My Brother’s Country comes to The Aldridge Studio Thu 26 – Fri 27 February, and Javaad Alipoor talks us through the creative process so far. The production is brought to The Lowry by Soroush & Routes North, a partnership between ARC Stockton, The Lowry & Theatre in the Mill.
“As we look to opening the show play, after a few last minute bits of work, Natalie and I thought it would be a nice time to begin thinking about some of the parts of the process of making this play that really attracted us to this project.
First, working as two directors on one play has been challenging at some times, but brilliant at most. Fundamentally, I think we are both sure that the play is better for it, so I think we have to fundamentally acknowledge it as a success.
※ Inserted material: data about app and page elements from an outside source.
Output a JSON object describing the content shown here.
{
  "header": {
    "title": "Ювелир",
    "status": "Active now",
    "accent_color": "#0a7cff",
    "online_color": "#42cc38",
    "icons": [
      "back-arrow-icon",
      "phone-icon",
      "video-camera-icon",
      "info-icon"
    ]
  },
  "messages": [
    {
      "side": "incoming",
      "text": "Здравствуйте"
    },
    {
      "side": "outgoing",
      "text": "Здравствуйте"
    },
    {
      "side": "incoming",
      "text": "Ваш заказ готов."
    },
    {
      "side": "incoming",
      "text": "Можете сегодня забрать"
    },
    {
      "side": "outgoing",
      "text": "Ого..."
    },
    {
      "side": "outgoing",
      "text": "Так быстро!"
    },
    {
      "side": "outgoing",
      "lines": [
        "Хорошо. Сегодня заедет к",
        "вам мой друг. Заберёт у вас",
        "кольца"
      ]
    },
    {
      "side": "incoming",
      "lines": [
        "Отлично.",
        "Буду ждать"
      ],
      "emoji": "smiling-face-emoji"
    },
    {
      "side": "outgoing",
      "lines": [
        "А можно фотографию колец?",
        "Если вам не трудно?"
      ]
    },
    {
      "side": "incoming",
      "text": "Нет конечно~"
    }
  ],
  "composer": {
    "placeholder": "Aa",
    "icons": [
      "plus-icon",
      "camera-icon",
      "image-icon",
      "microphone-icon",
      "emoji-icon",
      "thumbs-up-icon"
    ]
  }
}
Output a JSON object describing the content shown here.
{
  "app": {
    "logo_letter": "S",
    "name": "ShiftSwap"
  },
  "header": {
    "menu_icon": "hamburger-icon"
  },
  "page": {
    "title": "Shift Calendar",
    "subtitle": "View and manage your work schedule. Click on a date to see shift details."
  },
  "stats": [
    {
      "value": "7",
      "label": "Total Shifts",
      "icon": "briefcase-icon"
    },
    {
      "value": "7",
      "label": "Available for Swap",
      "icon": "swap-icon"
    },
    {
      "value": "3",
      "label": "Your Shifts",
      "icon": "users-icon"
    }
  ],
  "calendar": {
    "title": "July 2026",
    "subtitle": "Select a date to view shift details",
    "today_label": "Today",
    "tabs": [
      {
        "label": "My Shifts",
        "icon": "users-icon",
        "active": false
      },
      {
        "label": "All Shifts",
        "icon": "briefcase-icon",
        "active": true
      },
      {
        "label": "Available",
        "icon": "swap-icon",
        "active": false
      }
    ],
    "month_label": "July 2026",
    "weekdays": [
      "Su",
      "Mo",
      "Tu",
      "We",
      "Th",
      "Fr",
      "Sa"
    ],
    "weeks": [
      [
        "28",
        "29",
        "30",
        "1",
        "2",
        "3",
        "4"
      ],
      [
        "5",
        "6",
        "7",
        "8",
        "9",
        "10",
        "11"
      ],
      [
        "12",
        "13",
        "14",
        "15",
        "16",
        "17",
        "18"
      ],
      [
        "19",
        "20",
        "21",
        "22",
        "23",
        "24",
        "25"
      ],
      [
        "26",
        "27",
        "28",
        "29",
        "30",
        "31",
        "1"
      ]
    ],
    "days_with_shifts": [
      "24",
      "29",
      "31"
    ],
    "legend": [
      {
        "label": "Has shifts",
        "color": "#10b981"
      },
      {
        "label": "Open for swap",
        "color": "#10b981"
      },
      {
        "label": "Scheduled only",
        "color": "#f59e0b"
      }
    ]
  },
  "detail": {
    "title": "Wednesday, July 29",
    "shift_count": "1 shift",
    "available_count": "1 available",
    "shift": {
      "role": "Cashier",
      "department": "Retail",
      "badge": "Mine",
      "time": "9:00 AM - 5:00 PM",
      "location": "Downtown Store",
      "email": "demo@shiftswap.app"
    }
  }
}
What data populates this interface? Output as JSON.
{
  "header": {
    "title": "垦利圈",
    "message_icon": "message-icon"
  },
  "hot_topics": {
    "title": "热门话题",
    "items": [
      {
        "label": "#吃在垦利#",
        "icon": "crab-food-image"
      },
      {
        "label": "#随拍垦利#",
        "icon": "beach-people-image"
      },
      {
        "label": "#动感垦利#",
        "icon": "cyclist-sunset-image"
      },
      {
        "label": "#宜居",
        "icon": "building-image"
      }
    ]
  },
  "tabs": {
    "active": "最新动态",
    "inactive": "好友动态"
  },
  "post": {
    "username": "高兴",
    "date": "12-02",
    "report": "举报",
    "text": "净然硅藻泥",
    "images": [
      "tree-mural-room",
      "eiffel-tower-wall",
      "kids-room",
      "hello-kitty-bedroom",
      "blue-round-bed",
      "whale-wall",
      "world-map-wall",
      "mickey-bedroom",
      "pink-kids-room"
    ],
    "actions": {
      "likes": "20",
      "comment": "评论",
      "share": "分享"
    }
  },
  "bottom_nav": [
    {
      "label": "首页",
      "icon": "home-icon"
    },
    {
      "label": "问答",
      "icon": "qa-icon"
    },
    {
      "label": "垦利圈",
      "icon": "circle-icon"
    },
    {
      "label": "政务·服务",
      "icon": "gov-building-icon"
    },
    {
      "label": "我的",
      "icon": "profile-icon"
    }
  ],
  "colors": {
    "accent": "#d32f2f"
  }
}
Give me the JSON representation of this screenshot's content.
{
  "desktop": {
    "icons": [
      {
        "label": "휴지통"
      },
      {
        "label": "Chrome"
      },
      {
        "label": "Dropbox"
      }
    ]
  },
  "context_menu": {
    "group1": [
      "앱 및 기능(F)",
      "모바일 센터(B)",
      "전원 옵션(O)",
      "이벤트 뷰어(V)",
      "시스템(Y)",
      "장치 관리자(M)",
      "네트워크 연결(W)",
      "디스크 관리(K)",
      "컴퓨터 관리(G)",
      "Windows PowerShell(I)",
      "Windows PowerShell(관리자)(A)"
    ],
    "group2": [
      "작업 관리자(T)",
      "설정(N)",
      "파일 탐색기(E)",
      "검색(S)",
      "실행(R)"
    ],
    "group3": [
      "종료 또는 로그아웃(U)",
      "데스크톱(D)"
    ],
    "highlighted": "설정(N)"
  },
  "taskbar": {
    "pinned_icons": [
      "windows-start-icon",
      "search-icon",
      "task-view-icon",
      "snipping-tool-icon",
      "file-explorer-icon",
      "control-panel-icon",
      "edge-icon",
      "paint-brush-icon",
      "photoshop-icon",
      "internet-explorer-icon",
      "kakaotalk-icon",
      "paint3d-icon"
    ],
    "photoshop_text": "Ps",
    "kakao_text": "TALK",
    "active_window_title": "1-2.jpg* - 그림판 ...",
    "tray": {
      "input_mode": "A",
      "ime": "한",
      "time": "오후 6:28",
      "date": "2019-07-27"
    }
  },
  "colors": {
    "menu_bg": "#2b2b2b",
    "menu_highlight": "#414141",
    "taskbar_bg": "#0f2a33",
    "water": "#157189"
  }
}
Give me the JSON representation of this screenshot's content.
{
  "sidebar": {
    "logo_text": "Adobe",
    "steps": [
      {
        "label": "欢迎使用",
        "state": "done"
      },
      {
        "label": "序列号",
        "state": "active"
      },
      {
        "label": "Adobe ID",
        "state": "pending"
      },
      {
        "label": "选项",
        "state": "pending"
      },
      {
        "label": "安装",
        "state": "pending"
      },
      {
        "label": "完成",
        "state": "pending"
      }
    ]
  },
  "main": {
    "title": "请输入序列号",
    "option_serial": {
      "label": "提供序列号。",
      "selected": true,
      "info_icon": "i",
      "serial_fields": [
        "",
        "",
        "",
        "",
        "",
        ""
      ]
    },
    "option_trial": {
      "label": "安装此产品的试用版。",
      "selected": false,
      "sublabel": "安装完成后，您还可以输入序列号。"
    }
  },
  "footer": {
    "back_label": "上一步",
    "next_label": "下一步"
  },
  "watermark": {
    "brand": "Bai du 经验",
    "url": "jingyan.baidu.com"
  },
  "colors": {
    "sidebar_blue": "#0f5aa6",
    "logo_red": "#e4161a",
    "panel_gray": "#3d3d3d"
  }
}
We have both brought different strengths to the process, but the perhaps the most inspiring moments (those where we feel we have created something quite fresh) have been when we have been able to work on each others specialism.
One of the other big issues we have been trying to work through in this play has been this idea of “Orientialismo” that we developed when thinking about the project. Taking the idea partly from Torquata Neto’s notion of “Tropicalismo” (Tropicalia in Brazilian Porteguese), and partly from Peter Lamborn Wilson, its perhaps instructive to share one of the roots of this idea. Tropicalismo was a latin american movement, that sort to disrupt and overthrow the “tropicalist” stereotypes of Latin America, not by making art that stood in contra-distiction to these, but rather in embracing a sort of “internal-critical valorization” of these idea and stereotypes. One of its main themes was that of cannibalism, a part of Latin American tropical history that occupies a central space in the white and colonial imagination. Neto and his co thinkers chose to embrace this, and in their first manifestos wrote about cannibalism as being one possible way for the multi racial and postcolonial working and rural classes of Brazil to describe a form of cultural practice that makes and remakes the past, within an ever changing image of itself. One of the first practical results of this was the album Tropicalia, which has massive massive tunes on it, such as the frankly epically funky Miserere Nobis:
With Oriantalism, we are trying to explore a similar methodology in terms of the east and its stories. Within the context of My Brother’s Country this is about looking at the steretypes of a pre 1980 “glamorous middle east”, and, instead of looking at the usual dry, stale and frankly racist dichotomy of a small “enlightened and secular” island of glamour within an ocean Islamic reaction, we have tried to find a way of engaging with the “oriental glamour” that a new generation of Middle Eastern youth see in their own past. At the same time, we are trying to investigate the contours and the contradictions of this. To be honest, at the minute I’m not sure what exactly all this means, other than we have a made a love story that is blown apart by poetry and revolution.
Over the next couple of weeks, as we tour the play and then think about the process, we will be continuing these discussion, and also touching on the work we have been trying to do on a neo-epic theatre. We hope to get our audiences in on this too.
The last few weeks has been an exhilerated time as we have created and lived with our own Fereydoun and Forough Farrokhzad’s, 1968s, 1979s and collapses of the Berlin wall. We hope you enjoy living with them for an hour too.”
Please follow the link for the orginal post and more information on My Brother’s Country: http://bit.ly/17jbxlB